Every educational technology conference that I have ever been to has an exhibit hall. We often see the same vendors at several conferences. Sometimes we have the privilege of seeing something new, and the AETC conference was where we stumbled upon Birdbrain Technologies and repurposed Pop Tart boxes.
I know, you are probably wondering how Pop Tarts and robots go together. Give me a minute. We stopped when we saw the boxes moving. Upon further investigation, we learned that the boxes (as well as other repurposed things such as toilet paper rolls) were attached to various servos and motors to make them move.
My first thought was, “Eh, neat.” Then I wandered the hall with the box robots fermenting in the brain. I then made my way back to the booth and took a closer look. It turned out that there was much more to making these robots go than meets the eye.

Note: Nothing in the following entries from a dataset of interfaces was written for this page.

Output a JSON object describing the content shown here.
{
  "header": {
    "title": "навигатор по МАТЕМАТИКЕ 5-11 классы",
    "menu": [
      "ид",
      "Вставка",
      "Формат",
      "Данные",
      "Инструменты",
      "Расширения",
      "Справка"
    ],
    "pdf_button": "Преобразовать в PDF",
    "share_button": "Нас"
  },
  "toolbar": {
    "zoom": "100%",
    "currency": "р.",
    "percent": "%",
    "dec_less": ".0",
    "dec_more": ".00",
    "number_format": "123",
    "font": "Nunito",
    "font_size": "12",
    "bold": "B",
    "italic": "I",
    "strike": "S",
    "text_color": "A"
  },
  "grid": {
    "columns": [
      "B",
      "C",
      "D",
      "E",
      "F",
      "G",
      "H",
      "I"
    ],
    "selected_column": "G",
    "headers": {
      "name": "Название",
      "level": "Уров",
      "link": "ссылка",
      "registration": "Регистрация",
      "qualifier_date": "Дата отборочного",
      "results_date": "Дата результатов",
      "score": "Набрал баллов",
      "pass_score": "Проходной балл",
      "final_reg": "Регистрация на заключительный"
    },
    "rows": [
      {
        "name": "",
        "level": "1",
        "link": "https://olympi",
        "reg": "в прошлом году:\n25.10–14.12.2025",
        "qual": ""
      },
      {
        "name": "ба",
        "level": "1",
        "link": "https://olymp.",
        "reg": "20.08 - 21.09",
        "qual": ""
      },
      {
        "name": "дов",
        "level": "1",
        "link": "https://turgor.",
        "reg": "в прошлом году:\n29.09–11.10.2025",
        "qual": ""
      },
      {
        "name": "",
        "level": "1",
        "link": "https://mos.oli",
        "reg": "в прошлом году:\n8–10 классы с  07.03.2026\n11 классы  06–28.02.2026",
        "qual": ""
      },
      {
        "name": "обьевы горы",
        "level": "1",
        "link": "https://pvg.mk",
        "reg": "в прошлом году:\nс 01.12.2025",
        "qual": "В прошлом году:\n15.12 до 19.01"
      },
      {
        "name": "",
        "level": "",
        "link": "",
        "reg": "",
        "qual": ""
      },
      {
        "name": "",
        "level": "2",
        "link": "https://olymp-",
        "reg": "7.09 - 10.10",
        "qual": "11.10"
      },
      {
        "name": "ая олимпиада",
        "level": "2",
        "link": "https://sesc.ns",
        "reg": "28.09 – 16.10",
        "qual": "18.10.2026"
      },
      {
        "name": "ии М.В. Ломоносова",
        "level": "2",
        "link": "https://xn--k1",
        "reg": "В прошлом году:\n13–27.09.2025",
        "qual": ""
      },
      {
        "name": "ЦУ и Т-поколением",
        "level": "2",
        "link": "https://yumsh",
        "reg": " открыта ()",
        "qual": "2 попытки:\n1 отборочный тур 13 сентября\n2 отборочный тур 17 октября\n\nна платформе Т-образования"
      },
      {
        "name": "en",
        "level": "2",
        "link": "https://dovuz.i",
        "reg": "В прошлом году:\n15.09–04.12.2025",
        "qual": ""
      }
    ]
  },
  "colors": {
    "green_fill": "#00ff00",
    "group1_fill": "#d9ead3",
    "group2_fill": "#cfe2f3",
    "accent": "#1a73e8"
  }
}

We talked with the vendor at the booth, and decided we had to give one of these kits a try. We got in touch with Birdbrain Technologies, and we were offered a loaner kit to try out. This review is based on our experiences using this kit.
The kit arrived in the summer, and with no classroom full of kids around to play with it, I resisted the urge to plow into it. I had already made the decision that I wanted students to attempt to use this kit from start to finish, with me acting as a guide. I wanted to see if they were able to figure it out and make it go with minimal intervention on my part.
On our second coding club meeting of the year, we broke out the kit. I played a couple of the videos to introduce the kit to them, handed it over, and told them to go forth and create. I had several boxes of various sizes saved up, as well as other materials such as duct tape, hot glue, etc.
The kids decided to make a robot that has a basic “how-to” on the Birdbrain website. You can see that HERE.
They got started and constructed most of the parts. I did what little cutting I did not feel comfortable having them do, but other than that, they did the work. They learned how to connect sensors, servos, and motors to the board and made the connections. Again, I watched them, answering direct questions when asked, but encouraging them to troubleshoot as a group and figure things out.
At the second coding club meeting, the crew had enough of the robot constructed they wanted to run a test or two and make sure they were on target. I figured this to be a good idea and let it fly. They used the web interface to program their robot, and found out that absolutely nothing worked…. at all… zip.
Initially, they were disheartened, then the problem solving kicked in. They decided that they should double check to be sure the connections to the board were solid. When they began the building of the robot, they divided the work, so they wanted to check behind each other to ensure it was correct. After several minutes of checking, they found that the servos were not connected to the right spots. They also discovered that they were using the wrong Snap tile to make the LEDs light up. They quickly decided they let their excitement get to them and the group got sloppy.
They fixed their issues, and were quickly rewarded with moving servos and LEDs that actually lit up. Smiles were abundant.
Now, the question remains… is the Hummingbird Robotics Kit worth the investment? I spent some time reflecting on the various steps our kids went through to make the robot work.
- They had to actually construct the body using repurposed materials
- They had to learn how to connect the leads to the board
- They learned to trouble shoot and problem solve when multiple things don’t work.
- They had to plan where and how to mount components.
- They had to learn to program the robot to perform the task they desired.
Overall, I would say that is an impressive list.
We found the components of the kit to be versatile and tough. If they don’t break in the hands of 11-13 year olds, they are probably good to go for your kids. The connections to the mother board were a bit complicated for the kids to figure out, but once they had it, it was a simple process.
The kit includes enough parts to make several varieties of robots, so your imagination is the limit.
So, is it worth the investment? Absolutely. In fact, it is such a great kit I wrote a grant to obtain a small classroom kit. At $850, it is not cheap, but it is absolutely worth every penny. We made our robot using a single robot kit. The small classroom kit will allow us to create multiple robots at one time. I was informed two days ago that our grant, through our school district’s endowment fund, was granted. We can’t wait to get out full kit soon, as I am scheduled to send back the trial kit in the very near future.
For more information about the Hummingbird Robot Kit, visit their website at www.birdbraintechnologies.com